FAVORITES - It is possible for a user to enter a number of addresses or places into their TomTom and save them as a Favorite. It is then possible for a user to quickly access these places to navigate to them.

HOME LOCATION - The Home Location is the address or place that has been entered by a user into the TomTom as the location of their home.

LAST GPS FIX - The TomTom keeps track of where it is. It may be along a journey if one is in progress or just where the device was when it was last turned on.

LAST JOURNEY INFORMATION - TomTom devices can save the details of the last journey. The last journey Origin is the actual position of the TomTom unit. It does not always mean that this is the start of the journey. If the user takes a wrong turn and the TomTom has to recalculate the route it places this point as the Origin of the last journey. It can be said that the TomTom device has physically been at this location.

NAVIGATED BY - How the user selected the location is stored in the TomTom. When a user selects to navigate to a destination they can do so by selecting to navigate to:

- Home

- Favorite

- Recent Destination

- Postal Code

- Entering the address manually

- Selecting the point off a map

- Point of Interest

- Entering the Latitude and Longitude

- Selecting to go to a city centre

ORPHANED LOCATIONS – Orphaned Locations are those addresses found in the deleted space that are no longer part of a file or the header of the file has been overwritten. Because they are no longer part of a file all of the information may not be available. It may not be possible to say what type of entry they are, only that they are present upon the device.

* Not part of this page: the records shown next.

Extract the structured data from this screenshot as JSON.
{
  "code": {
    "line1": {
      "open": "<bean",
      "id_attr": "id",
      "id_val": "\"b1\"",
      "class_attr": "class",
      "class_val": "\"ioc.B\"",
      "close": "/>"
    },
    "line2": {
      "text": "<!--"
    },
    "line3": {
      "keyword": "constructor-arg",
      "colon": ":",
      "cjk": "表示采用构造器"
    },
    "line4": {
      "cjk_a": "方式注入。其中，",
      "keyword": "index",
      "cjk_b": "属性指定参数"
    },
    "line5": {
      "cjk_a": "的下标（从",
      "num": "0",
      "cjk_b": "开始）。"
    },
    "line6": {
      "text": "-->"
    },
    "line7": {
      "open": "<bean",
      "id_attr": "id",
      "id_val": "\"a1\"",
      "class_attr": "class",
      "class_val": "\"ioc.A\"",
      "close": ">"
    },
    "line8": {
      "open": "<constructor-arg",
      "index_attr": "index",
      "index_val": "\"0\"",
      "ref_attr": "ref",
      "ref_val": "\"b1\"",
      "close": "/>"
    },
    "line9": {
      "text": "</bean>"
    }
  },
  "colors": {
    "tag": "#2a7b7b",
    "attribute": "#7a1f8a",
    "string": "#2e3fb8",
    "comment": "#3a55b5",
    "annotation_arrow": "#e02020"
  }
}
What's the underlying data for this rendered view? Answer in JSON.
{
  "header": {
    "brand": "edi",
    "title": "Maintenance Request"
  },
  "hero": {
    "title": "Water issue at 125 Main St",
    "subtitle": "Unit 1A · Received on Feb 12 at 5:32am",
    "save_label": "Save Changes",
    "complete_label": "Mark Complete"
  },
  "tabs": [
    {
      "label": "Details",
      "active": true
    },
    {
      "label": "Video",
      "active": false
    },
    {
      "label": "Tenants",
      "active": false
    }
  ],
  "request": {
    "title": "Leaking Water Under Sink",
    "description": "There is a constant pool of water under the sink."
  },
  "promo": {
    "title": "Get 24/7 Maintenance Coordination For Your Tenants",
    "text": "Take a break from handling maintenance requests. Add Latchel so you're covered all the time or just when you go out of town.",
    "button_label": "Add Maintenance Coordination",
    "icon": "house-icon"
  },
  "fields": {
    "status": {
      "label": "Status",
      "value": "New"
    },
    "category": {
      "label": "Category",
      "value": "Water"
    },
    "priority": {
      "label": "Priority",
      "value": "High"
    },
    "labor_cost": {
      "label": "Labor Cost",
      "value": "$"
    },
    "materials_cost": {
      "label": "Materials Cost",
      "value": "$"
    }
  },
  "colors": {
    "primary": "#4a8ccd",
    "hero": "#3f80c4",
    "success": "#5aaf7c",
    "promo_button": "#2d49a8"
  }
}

RECENT DESTINATIONS - Recent Destinations are places that the user of the TomTom has selected to navigate to. It does not mean that they have been there, only that the address has been entered.